Poupyrev and Dillinger hope to roll out more features over time, which may deter-
mine whether the jacket can become the useful tool Google and Levi’s believe it can be.
Meanwhile, Dillinger believes connected tech isn’t the only selling point for Jacquard’s
first product. “First and foremost, it’s a really cute jacket,” he says, “and it also happens
to do these wonderful, surprising, and delightful things.”
Threading the needle
After the team created the
Jacquard thread, they had to
figure out what it would
look like on the Commuter
jacket. First, Google made the
threads white so that users
would be able to see and activate them. But Levi’s didn’t
like the aesthetic. Google then
made a version that blended
entirely with the fabric. Too
invisible. Levi’s suggested a
weaving technique called a
“missed pick,” which creates
a slightly bumpy surface.
“We’re deploying a characteristic of the weaving process
itself to mark the activated
space,” Dillinger says.
To incorporate the thread on
the jacket, the Project Jac-
quard team needed a place
that’s not associated with

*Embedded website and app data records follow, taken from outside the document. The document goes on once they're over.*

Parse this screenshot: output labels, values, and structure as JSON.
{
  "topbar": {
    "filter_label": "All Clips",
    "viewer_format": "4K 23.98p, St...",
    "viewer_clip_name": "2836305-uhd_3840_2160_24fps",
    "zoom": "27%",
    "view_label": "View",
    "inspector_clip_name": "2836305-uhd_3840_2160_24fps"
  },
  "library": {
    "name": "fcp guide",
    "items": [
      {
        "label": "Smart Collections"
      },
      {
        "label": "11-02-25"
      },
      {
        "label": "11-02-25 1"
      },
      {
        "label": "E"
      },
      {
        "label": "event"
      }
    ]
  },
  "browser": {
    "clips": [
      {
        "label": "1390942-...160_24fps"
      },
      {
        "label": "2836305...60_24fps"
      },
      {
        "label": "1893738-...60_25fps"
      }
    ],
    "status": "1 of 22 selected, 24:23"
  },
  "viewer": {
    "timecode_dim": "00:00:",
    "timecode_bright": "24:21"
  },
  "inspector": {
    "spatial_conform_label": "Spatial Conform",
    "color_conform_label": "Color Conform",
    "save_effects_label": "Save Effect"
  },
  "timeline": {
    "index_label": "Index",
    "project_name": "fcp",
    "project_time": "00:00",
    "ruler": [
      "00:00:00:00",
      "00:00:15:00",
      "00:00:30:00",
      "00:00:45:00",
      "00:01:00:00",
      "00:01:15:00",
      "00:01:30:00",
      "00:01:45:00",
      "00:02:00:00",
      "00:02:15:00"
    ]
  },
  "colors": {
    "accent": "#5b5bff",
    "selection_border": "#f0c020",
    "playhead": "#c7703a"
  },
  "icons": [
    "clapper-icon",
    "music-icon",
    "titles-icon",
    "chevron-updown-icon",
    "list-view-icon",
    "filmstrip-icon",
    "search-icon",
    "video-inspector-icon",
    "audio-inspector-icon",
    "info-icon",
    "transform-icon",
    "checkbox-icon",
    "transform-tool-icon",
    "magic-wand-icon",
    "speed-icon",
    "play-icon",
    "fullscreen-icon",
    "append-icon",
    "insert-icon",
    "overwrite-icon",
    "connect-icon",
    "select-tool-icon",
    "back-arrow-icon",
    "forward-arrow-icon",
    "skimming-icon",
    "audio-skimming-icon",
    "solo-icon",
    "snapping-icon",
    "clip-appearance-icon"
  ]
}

any common social cues or
prone to accidental patting.
They landed on the sleeve
since it’s both unobtrusive
and accessible to bicyclists
and other active consumers.
Making the connection
To communicate with a
mobile app via Bluetooth,
the jacket needs to contain
a microprocessor—a piece
of hard electronics. To
achieve that, Google and
Levi’s designed a removable
“button,” called a snap tag,
equipped with both the
processor and a rechargeable battery. It snaps to
the cuff like a cuff link and
must be removed before the
garment is laundered.
WEARABLES “DIDN’T FEEL FASHIONABLE,” SAYS GOOGLE’S IVAN POUPYREV. “THEY FELT LIKE PEOPLE WITH ELECTRONICS ON THEIR BODIES.”